[Start of Attachment]

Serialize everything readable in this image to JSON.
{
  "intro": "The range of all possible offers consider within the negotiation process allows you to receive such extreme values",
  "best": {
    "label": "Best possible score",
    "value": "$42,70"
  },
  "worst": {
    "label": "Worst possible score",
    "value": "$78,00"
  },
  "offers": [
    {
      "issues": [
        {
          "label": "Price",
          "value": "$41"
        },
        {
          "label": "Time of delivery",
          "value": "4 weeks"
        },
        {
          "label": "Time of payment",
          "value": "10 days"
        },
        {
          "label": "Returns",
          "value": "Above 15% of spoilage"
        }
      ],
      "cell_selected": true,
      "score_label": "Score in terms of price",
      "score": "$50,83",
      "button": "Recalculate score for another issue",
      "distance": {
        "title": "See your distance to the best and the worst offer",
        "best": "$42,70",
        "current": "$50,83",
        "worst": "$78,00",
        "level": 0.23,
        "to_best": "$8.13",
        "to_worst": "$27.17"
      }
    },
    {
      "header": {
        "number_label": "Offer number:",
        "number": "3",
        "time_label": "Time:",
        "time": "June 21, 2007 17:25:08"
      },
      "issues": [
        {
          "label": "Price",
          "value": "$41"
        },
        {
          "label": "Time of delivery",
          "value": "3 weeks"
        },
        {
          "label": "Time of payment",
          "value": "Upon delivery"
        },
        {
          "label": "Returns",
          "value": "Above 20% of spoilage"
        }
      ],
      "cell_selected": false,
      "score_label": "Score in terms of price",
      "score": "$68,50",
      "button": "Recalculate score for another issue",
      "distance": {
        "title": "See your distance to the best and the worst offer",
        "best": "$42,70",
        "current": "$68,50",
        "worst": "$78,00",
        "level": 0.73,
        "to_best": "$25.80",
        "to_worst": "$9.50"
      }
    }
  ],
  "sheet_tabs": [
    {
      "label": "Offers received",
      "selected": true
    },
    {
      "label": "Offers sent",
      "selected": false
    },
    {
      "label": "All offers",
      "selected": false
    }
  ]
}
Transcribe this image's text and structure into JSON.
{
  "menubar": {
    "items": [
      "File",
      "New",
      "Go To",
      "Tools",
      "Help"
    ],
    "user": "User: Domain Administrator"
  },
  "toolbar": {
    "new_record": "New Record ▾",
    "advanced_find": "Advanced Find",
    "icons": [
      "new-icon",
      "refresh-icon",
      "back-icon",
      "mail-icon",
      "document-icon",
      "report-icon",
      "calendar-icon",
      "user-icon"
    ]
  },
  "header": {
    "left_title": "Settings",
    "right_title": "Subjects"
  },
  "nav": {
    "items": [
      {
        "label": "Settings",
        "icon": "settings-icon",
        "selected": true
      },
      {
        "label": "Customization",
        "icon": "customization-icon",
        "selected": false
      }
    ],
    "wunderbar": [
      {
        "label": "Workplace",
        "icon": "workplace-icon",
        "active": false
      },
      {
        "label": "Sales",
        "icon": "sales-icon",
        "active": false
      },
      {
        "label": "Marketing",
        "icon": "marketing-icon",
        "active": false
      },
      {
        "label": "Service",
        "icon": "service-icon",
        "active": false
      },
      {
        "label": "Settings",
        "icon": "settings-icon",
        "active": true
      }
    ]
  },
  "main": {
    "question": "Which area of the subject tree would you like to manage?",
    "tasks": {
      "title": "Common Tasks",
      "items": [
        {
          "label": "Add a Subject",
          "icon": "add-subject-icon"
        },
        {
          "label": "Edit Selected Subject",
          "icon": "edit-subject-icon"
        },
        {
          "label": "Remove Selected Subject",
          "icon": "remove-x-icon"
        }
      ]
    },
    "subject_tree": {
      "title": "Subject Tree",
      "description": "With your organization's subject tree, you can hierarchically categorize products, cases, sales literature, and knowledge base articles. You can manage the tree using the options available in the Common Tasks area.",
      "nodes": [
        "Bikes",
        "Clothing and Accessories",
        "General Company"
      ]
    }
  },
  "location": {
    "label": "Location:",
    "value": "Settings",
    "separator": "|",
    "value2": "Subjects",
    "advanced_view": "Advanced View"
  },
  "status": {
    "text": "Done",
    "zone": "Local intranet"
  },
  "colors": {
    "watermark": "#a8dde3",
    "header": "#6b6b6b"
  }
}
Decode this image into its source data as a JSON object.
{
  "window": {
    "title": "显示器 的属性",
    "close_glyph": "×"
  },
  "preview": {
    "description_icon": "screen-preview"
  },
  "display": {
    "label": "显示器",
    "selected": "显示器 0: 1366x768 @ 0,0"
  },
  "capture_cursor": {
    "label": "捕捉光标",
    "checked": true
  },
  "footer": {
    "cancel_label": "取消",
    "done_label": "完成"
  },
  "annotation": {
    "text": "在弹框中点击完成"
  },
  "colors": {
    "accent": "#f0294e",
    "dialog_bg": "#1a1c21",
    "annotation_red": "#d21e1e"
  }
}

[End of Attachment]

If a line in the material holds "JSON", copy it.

▸ Expected answer
Serialize everything readable in this image to JSON.
Transcribe this image's text and structure into JSON.
Decode this image into its source data as a JSON object.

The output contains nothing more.